Famous for its ability to smooth deep facial wrinkles, Botox is also showing promise at relieving pain according to researchers at Johns Hopkins.
A study found that patients with thoracic outlet syndrome (TOS)—a debilitating and painful nerve compression disorder—who received a single, low-dose injection of Botox in a neck muscle reported a significant reduction in short-term pain.
This suggests, the researchers say, that Botox could be an alternative to the invasive rib-removal surgery that is used to treat the syndrome as a last resort.
“There haven’t been many alternatives to the use of surgery to treat this syndrome,” says the study’s lead author Paul J. Christo, M.D., M.B.A., an assistant professor of anesthesiology and critical care medicine at the Johns Hopkins University School of Medicine. “Botox seems to be an effective treatment that avoids surgery’s obvious drawbacks, such as its invasive nature and long recovery time.”
As with treating wrinkles, the effect from Botox on TOS patients lasts only a few months, so repeated injections would be necessary to maintain the results. Dr. Christo says some patients could develop antibodies to the compound with excessive use, which would mean the toxin would no longer block pain.
Botox’s use as a cosmetic procedure shows no signs of slowing. In the latest statistics from the American Academy of Cosmetic Surgery it was the number one less-invasive cosmetic procedure performed in the United States in 2009. Dr. Frenzel performs Botox in his Arlington, Texas office.

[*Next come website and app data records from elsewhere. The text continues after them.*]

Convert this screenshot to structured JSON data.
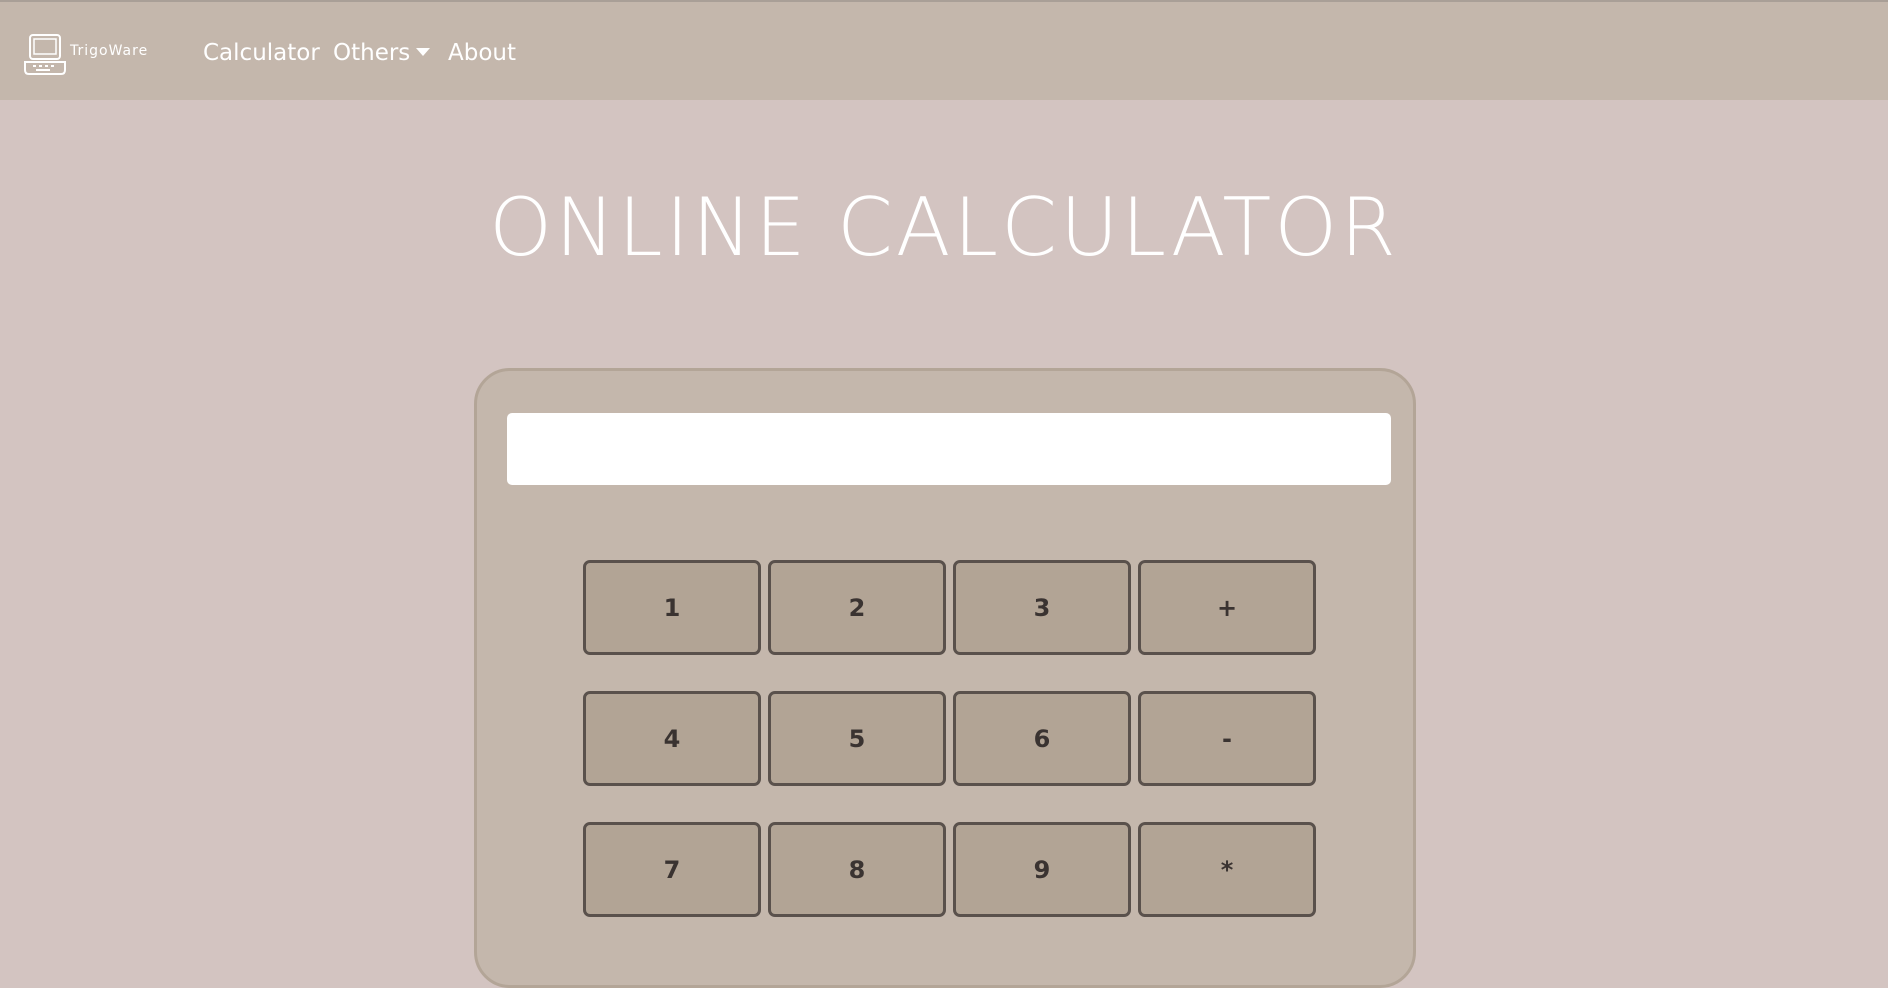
{
  "navbar": {
    "brand_text": "TrigoWare",
    "links": [
      "Calculator",
      "Others",
      "About"
    ]
  },
  "page": {
    "title": "ONLINE CALCULATOR"
  },
  "calculator": {
    "display_value": "",
    "keys": [
      [
        "1",
        "2",
        "3",
        "+"
      ],
      [
        "4",
        "5",
        "6",
        "-"
      ],
      [
        "7",
        "8",
        "9",
        "*"
      ]
    ]
  },
  "colors": {
    "page_background": "#d3c4c1",
    "navbar_background": "#c4b7ac",
    "calculator_body": "#c4b7ac",
    "key_background": "#b2a495",
    "key_border": "#5a514c",
    "text_white": "#ffffff"
  }
}
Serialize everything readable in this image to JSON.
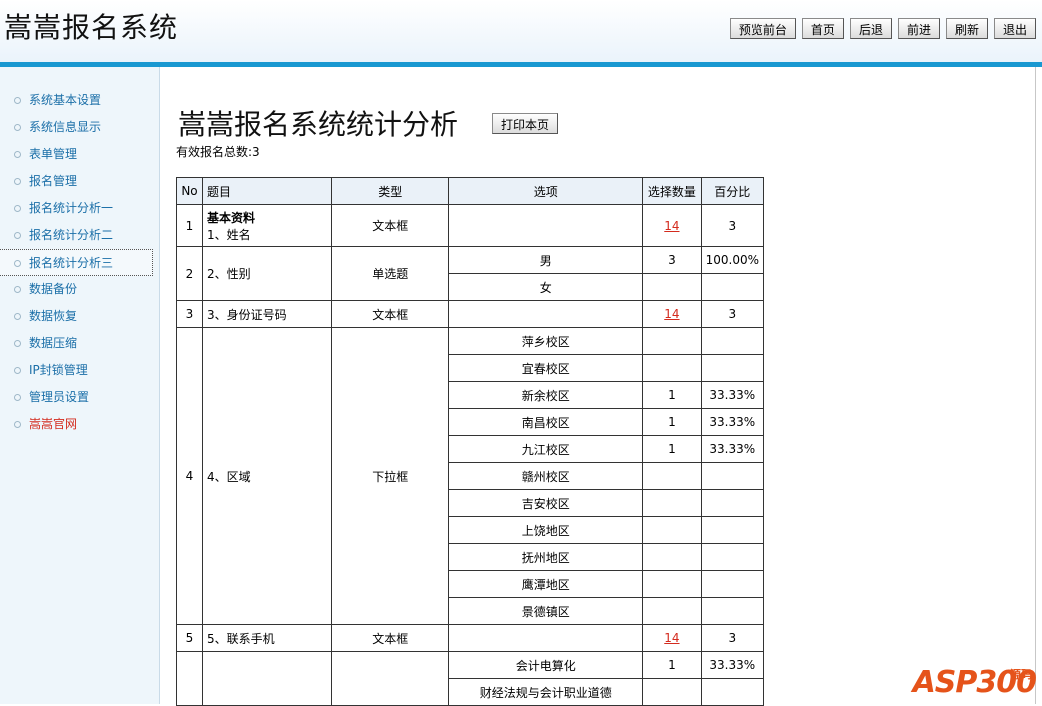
{
  "app": {
    "title": "嵩嵩报名系统"
  },
  "toolbar": {
    "buttons": [
      {
        "label": "预览前台"
      },
      {
        "label": "首页"
      },
      {
        "label": "后退"
      },
      {
        "label": "前进"
      },
      {
        "label": "刷新"
      },
      {
        "label": "退出"
      }
    ]
  },
  "sidebar": {
    "items": [
      {
        "label": "系统基本设置"
      },
      {
        "label": "系统信息显示"
      },
      {
        "label": "表单管理"
      },
      {
        "label": "报名管理"
      },
      {
        "label": "报名统计分析一"
      },
      {
        "label": "报名统计分析二"
      },
      {
        "label": "报名统计分析三"
      },
      {
        "label": "数据备份"
      },
      {
        "label": "数据恢复"
      },
      {
        "label": "数据压缩"
      },
      {
        "label": "IP封锁管理"
      },
      {
        "label": "管理员设置"
      },
      {
        "label": "嵩嵩官网"
      }
    ],
    "active_index": 6
  },
  "main": {
    "title": "嵩嵩报名系统统计分析",
    "print_label": "打印本页",
    "total_text": "有效报名总数:3",
    "table": {
      "headers": [
        "No",
        "题目",
        "类型",
        "选项",
        "选择数量",
        "百分比"
      ],
      "q1": {
        "no": "1",
        "group": "基本资料",
        "question": "1、姓名",
        "type": "文本框",
        "count": "14",
        "percent": "3"
      },
      "q2": {
        "no": "2",
        "question": "2、性别",
        "type": "单选题",
        "options": [
          {
            "label": "男",
            "count": "3",
            "percent": "100.00%"
          },
          {
            "label": "女",
            "count": "",
            "percent": ""
          }
        ]
      },
      "q3": {
        "no": "3",
        "question": "3、身份证号码",
        "type": "文本框",
        "count": "14",
        "percent": "3"
      },
      "q4": {
        "no": "4",
        "question": "4、区域",
        "type": "下拉框",
        "options": [
          {
            "label": "萍乡校区",
            "count": "",
            "percent": ""
          },
          {
            "label": "宜春校区",
            "count": "",
            "percent": ""
          },
          {
            "label": "新余校区",
            "count": "1",
            "percent": "33.33%"
          },
          {
            "label": "南昌校区",
            "count": "1",
            "percent": "33.33%"
          },
          {
            "label": "九江校区",
            "count": "1",
            "percent": "33.33%"
          },
          {
            "label": "赣州校区",
            "count": "",
            "percent": ""
          },
          {
            "label": "吉安校区",
            "count": "",
            "percent": ""
          },
          {
            "label": "上饶地区",
            "count": "",
            "percent": ""
          },
          {
            "label": "抚州地区",
            "count": "",
            "percent": ""
          },
          {
            "label": "鹰潭地区",
            "count": "",
            "percent": ""
          },
          {
            "label": "景德镇区",
            "count": "",
            "percent": ""
          }
        ]
      },
      "q5": {
        "no": "5",
        "question": "5、联系手机",
        "type": "文本框",
        "count": "14",
        "percent": "3"
      },
      "q6": {
        "options": [
          {
            "label": "会计电算化",
            "count": "1",
            "percent": "33.33%"
          },
          {
            "label": "财经法规与会计职业道德",
            "count": "",
            "percent": ""
          }
        ]
      }
    }
  },
  "watermark": {
    "text": "ASP300",
    "side": "源码"
  }
}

For the full release on how Botox eases nerve pain in TOS patients, visit the Johns Hopkins Medicine website.